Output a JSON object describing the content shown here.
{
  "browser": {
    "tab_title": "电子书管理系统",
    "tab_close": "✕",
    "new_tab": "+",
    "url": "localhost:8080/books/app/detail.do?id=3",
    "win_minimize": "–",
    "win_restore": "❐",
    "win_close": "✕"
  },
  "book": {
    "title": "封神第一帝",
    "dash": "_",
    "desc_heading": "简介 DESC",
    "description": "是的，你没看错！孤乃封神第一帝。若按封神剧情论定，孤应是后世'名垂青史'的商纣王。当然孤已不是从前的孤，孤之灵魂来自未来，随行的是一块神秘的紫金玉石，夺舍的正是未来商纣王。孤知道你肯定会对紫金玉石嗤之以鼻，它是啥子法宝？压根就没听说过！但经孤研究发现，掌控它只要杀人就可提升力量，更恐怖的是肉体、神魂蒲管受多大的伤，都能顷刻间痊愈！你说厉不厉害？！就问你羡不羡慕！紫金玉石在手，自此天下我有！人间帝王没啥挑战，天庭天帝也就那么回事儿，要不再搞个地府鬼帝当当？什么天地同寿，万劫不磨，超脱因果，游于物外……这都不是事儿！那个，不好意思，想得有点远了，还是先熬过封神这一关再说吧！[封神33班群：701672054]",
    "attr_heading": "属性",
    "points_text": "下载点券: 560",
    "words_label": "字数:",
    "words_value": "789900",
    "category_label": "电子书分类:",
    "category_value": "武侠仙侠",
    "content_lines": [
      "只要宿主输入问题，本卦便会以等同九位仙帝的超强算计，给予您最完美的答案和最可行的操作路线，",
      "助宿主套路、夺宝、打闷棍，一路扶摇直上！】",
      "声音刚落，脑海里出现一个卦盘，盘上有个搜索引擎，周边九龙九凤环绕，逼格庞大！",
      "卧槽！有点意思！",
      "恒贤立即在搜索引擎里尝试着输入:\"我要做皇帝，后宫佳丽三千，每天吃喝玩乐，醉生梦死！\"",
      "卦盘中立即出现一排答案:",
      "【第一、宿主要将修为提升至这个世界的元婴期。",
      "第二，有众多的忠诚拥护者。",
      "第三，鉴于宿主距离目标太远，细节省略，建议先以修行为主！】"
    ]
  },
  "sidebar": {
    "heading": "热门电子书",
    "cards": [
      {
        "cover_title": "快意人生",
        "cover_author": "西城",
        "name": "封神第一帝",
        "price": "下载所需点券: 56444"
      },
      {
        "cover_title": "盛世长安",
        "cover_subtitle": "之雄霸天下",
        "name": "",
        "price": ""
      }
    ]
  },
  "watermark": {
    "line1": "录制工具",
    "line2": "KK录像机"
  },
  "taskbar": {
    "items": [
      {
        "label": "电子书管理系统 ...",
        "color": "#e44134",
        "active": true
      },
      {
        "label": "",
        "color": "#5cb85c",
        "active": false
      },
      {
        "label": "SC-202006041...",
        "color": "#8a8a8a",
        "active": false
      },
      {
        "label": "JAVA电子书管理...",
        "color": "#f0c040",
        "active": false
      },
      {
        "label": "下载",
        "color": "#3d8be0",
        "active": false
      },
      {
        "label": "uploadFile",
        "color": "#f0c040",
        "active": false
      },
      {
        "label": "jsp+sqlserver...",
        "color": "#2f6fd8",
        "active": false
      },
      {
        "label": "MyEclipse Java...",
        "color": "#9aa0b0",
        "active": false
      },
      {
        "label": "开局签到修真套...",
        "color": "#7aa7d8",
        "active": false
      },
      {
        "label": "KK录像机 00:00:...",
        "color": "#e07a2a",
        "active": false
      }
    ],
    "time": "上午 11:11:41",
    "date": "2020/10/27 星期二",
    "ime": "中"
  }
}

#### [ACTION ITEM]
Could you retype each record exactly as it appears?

#### [REPLY]
Output a JSON object describing the content shown here.
{
  "browser": {
    "tab_title": "电子书管理系统",
    "tab_close": "✕",
    "new_tab": "+",
    "url": "localhost:8080/books/app/detail.do?id=3",
    "win_minimize": "–",
    "win_restore": "❐",
    "win_close": "✕"
  },
  "book": {
    "title": "封神第一帝",
    "dash": "_",
    "desc_heading": "简介 DESC",
    "description": "是的，你没看错！孤乃封神第一帝。若按封神剧情论定，孤应是后世'名垂青史'的商纣王。当然孤已不是从前的孤，孤之灵魂来自未来，随行的是一块神秘的紫金玉石，夺舍的正是未来商纣王。孤知道你肯定会对紫金玉石嗤之以鼻，它是啥子法宝？压根就没听说过！但经孤研究发现，掌控它只要杀人就可提升力量，更恐怖的是肉体、神魂蒲管受多大的伤，都能顷刻间痊愈！你说厉不厉害？！就问你羡不羡慕！紫金玉石在手，自此天下我有！人间帝王没啥挑战，天庭天帝也就那么回事儿，要不再搞个地府鬼帝当当？什么天地同寿，万劫不磨，超脱因果，游于物外……这都不是事儿！那个，不好意思，想得有点远了，还是先熬过封神这一关再说吧！[封神33班群：701672054]",
    "attr_heading": "属性",
    "points_text": "下载点券: 560",
    "words_label": "字数:",
    "words_value": "789900",
    "category_label": "电子书分类:",
    "category_value": "武侠仙侠",
    "content_lines": [
      "只要宿主输入问题，本卦便会以等同九位仙帝的超强算计，给予您最完美的答案和最可行的操作路线，",
      "助宿主套路、夺宝、打闷棍，一路扶摇直上！】",
      "声音刚落，脑海里出现一个卦盘，盘上有个搜索引擎，周边九龙九凤环绕，逼格庞大！",
      "卧槽！有点意思！",
      "恒贤立即在搜索引擎里尝试着输入:\"我要做皇帝，后宫佳丽三千，每天吃喝玩乐，醉生梦死！\"",
      "卦盘中立即出现一排答案:",
      "【第一、宿主要将修为提升至这个世界的元婴期。",
      "第二，有众多的忠诚拥护者。",
      "第三，鉴于宿主距离目标太远，细节省略，建议先以修行为主！】"
    ]
  },
  "sidebar": {
    "heading": "热门电子书",
    "cards": [
      {
        "cover_title": "快意人生",
        "cover_author": "西城",
        "name": "封神第一帝",
        "price": "下载所需点券: 56444"
      },
      {
        "cover_title": "盛世长安",
        "cover_subtitle": "之雄霸天下",
        "name": "",
        "price": ""
      }
    ]
  },
  "watermark": {
    "line1": "录制工具",
    "line2": "KK录像机"
  },
  "taskbar": {
    "items": [
      {
        "label": "电子书管理系统 ...",
        "color": "#e44134",
        "active": true
      },
      {
        "label": "",
        "color": "#5cb85c",
        "active": false
      },
      {
        "label": "SC-202006041...",
        "color": "#8a8a8a",
        "active": false
      },
      {
        "label": "JAVA电子书管理...",
        "color": "#f0c040",
        "active": false
      },
      {
        "label": "下载",
        "color": "#3d8be0",
        "active": false
      },
      {
        "label": "uploadFile",
        "color": "#f0c040",
        "active": false
      },
      {
        "label": "jsp+sqlserver...",
        "color": "#2f6fd8",
        "active": false
      },
      {
        "label": "MyEclipse Java...",
        "color": "#9aa0b0",
        "active": false
      },
      {
        "label": "开局签到修真套...",
        "color": "#7aa7d8",
        "active": false
      },
      {
        "label": "KK录像机 00:00:...",
        "color": "#e07a2a",
        "active": false
      }
    ],
    "time": "上午 11:11:41",
    "date": "2020/10/27 星期二",
    "ime": "中"
  }
}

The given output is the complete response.